It hits on days like this.  Decorating the house.  Not a deadline in sight.  It's snowing and we aren't getting all worked up about the places we need to go, because we really do not have anywhere we have to go.  In the old days, there were so many chores of the advent season - cutting and decorating the tree, buying and wrapping the gifts, making and hiding the treats, waiting for my UPS hubby rock to get home.

But now, stumbling upon boxes of remnants of them, cards and decorations they made for me (evidence of our shared history, more valuable than my diamond ring), it's a different work.  It's less about perseverance and more about patient politeness.

We voted against Christmas music today because we could.  Because no one is watching and a little Gaga buoys us more than any carol.  We have all the festive we can stand.  Because the season really is on hold until the kids come home.

Now, before you start, you should know - I've done the reading - I know they are NOT responsible for my merry little Christmas.   I'm gracefully sharing them with new friends because they are all grown up!  The reasons they left me are every parent's dream, I know. Indulge me, it's the holidays.  I'll pass, instead, on the fudge.

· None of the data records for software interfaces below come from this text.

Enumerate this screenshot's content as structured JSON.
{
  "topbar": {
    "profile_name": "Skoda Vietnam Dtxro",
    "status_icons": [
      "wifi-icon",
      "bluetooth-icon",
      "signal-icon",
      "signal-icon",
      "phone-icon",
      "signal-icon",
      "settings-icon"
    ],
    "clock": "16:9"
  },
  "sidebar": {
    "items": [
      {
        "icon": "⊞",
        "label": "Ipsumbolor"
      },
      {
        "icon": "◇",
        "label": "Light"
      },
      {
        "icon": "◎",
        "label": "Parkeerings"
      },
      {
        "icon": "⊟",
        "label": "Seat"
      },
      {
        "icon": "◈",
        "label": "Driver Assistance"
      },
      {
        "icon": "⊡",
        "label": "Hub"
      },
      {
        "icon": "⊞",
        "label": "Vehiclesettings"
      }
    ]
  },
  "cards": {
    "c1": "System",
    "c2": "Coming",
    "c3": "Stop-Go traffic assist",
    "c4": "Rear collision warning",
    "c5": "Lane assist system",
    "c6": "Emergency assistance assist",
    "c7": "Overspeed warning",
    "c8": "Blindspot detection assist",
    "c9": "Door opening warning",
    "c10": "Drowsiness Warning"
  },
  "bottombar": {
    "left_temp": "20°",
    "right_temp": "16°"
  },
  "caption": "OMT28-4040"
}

Saturday, December 7, 2013

When Life Gives You lululemon

Just about the time this Santa's elf was grumbling over the price of their t-shirts (maybe I'm getting cranky, but $54?  really?) - I came upon this company manifesto and decided, maybe they ARE as cool as they're ubiquitous little logo:

Friday, December 6, 2013

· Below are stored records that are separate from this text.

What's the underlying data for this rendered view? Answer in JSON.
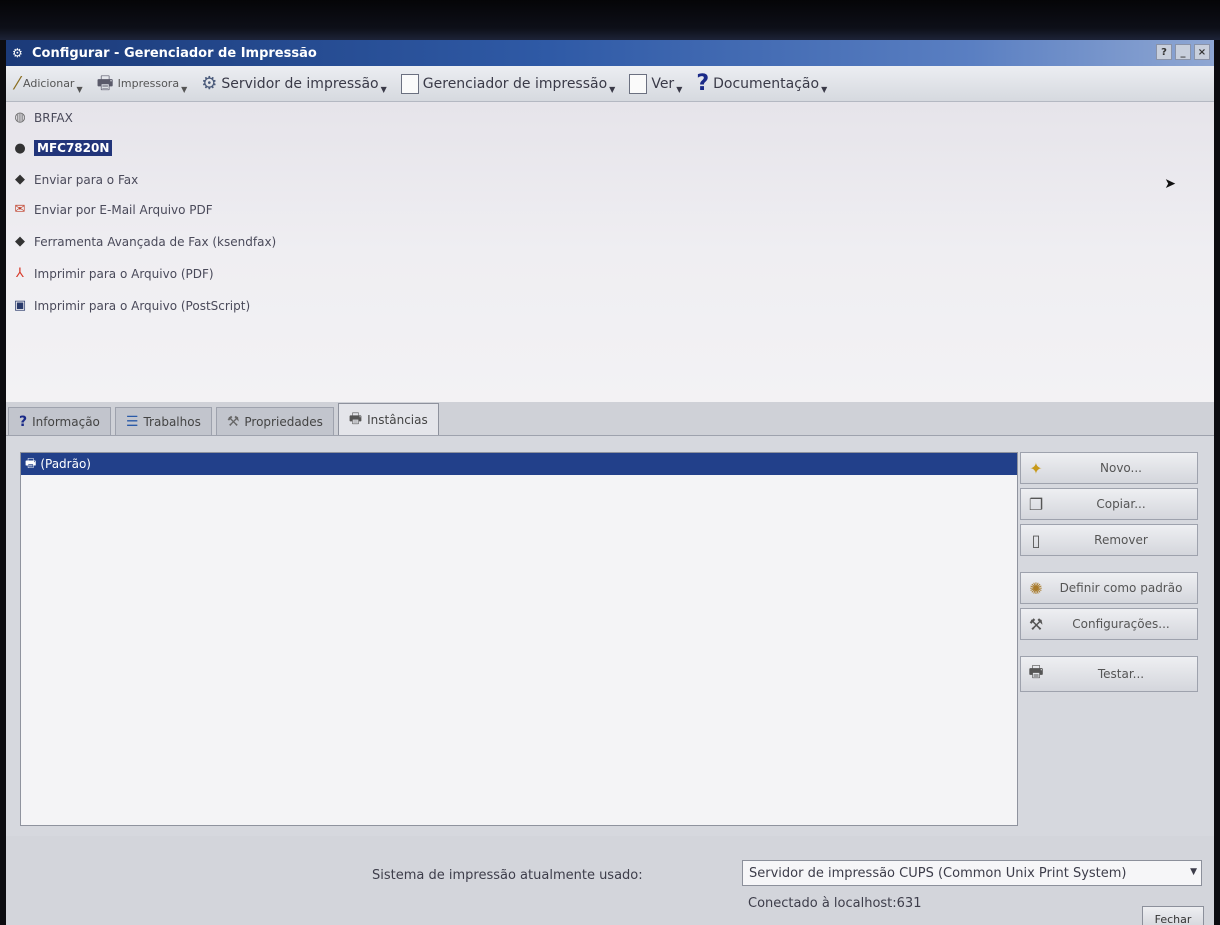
{
  "window": {
    "title": "Configurar - Gerenciador de Impressão"
  },
  "toolbar": {
    "items": [
      {
        "label": "Adicionar",
        "icon": "wand-icon"
      },
      {
        "label": "Impressora",
        "icon": "printer-icon"
      },
      {
        "label": "Servidor de impressão",
        "icon": "server-icon"
      },
      {
        "label": "Gerenciador de impressão",
        "icon": "window-icon"
      },
      {
        "label": "Ver",
        "icon": "view-icon"
      },
      {
        "label": "Documentação",
        "icon": "help-icon"
      }
    ]
  },
  "printers": [
    {
      "label": "BRFAX",
      "icon": "printer-icon",
      "selected": false
    },
    {
      "label": "MFC7820N",
      "icon": "printer-icon",
      "selected": true
    },
    {
      "label": "Enviar para o Fax",
      "icon": "fax-icon",
      "selected": false
    },
    {
      "label": "Enviar por E-Mail Arquivo PDF",
      "icon": "mail-icon",
      "selected": false
    },
    {
      "label": "Ferramenta Avançada de Fax (ksendfax)",
      "icon": "fax-icon",
      "selected": false
    },
    {
      "label": "Imprimir para o Arquivo (PDF)",
      "icon": "pdf-icon",
      "selected": false
    },
    {
      "label": "Imprimir para o Arquivo (PostScript)",
      "icon": "save-icon",
      "selected": false
    }
  ],
  "tabs": [
    {
      "label": "Informação",
      "icon": "help-icon",
      "active": false
    },
    {
      "label": "Trabalhos",
      "icon": "jobs-icon",
      "active": false
    },
    {
      "label": "Propriedades",
      "icon": "properties-icon",
      "active": false
    },
    {
      "label": "Instâncias",
      "icon": "printer-icon",
      "active": true
    }
  ],
  "instances": {
    "rows": [
      "(Padrão)"
    ]
  },
  "side_buttons": [
    {
      "label": "Novo...",
      "icon": "new-icon"
    },
    {
      "label": "Copiar...",
      "icon": "copy-icon"
    },
    {
      "label": "Remover",
      "icon": "trash-icon"
    },
    {
      "label": "Definir como padrão",
      "icon": "default-icon"
    },
    {
      "label": "Configurações...",
      "icon": "settings-icon"
    },
    {
      "label": "Testar...",
      "icon": "printer-icon"
    }
  ],
  "footer": {
    "system_label": "Sistema de impressão atualmente usado:",
    "system_value": "Servidor de impressão CUPS (Common Unix Print System)",
    "connected": "Conectado à localhost:631",
    "close_label": "Fechar"
  }
}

Wait It Out

My inner geek was stirred when I heard about this British musician. Imogen Heap, who participated in The Gloves project - a gestural music experiment that uses magical, musical gloves and wires and mics and takes a stage performance to another digital dimension and music, perhaps, to new places.  More info here:

I'm actually not sure I like it, but the innovation is something curious and alluring.

The best part, though, was that in the process of learning about this I discovered someone new for my rotation, and a great song called "Wait It Out".  You must check this out. 

If you know anyone struggling in a relationship, this, coupled with a decent Italian red and an hour of mindless discretionary time, would be the kind of therapy that I would think could prove useful:

Wait It Out

Where do we go from here? How do we carry on?
I can't get beyond the questions
Clambering for the scraps in the shatter of us collapsed
It cuts me with every could have been
Pain on pain on play, repeating
With the backup makeshift life in waiting
Everybody says time heals everything
But what of the wretched hollow, the endless in between?
Are we just going to wait it out?
There's nothing to see here now, turning the sign around
We're closed to the earth till further notice
Stumbling cliché case, crumpled and puffy faced
Dead in the stare of a thousand miles
All I want only one street level miracle
I'll be a an out and out born again from none more cynical
Everybody says that time heals everything all in the end
What of the wretched hollow, the endless in between?
Are we just going to wait it out?
And sit here cold, we'll be long gone by then and lackluster
In dust we lay around old magazines
Fluorescent lighting sets the scene
For all we could and should be being in the one life that we've got
In the one life that we've got
Everybody says that time heals everything
What of the wretched hollow, the endless in between?
Are we just going to wait it out?
Sit here, just going to wait it out
Sit here cold, just going to sweat it out
Wait it out

Monday, December 2, 2013

Say It!

Gratefulness starts with quiet reflection, but sooner than later, you just gotta show it.  Gratefulness is not silent - you need to say it to really own it. There were many  sweet moments during our Thanksgiving holiday, including calls and texts from sisters and friends, my treasured guests core at my Thanksgiving table, lots of talking and not enough walking, and zero drama...and so I'm happy to say it...thank you (yes, you)!